- _Page and application data records_:

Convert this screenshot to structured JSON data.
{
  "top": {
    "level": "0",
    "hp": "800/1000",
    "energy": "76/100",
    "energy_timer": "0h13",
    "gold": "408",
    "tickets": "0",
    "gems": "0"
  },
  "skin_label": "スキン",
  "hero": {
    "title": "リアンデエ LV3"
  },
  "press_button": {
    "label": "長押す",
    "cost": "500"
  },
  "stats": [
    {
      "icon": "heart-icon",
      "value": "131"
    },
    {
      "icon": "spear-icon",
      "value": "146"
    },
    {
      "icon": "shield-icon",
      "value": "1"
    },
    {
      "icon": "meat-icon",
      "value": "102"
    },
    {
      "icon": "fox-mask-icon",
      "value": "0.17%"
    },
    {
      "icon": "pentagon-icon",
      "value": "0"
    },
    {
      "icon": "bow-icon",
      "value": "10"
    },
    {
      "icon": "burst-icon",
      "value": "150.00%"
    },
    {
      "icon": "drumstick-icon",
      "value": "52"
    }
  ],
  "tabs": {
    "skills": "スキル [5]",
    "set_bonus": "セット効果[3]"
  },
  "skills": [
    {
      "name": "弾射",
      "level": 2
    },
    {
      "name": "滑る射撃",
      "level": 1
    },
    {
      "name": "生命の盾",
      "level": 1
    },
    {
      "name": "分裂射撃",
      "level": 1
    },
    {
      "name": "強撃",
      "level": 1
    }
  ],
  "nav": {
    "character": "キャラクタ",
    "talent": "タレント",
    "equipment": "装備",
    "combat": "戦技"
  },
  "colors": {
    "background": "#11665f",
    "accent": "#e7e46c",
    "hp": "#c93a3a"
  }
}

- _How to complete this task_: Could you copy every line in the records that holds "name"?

- _Solution for this problem_:
      "name": "弾射",
      "name": "滑る射撃",
      "name": "生命の盾",
      "name": "分裂射撃",
      "name": "強撃",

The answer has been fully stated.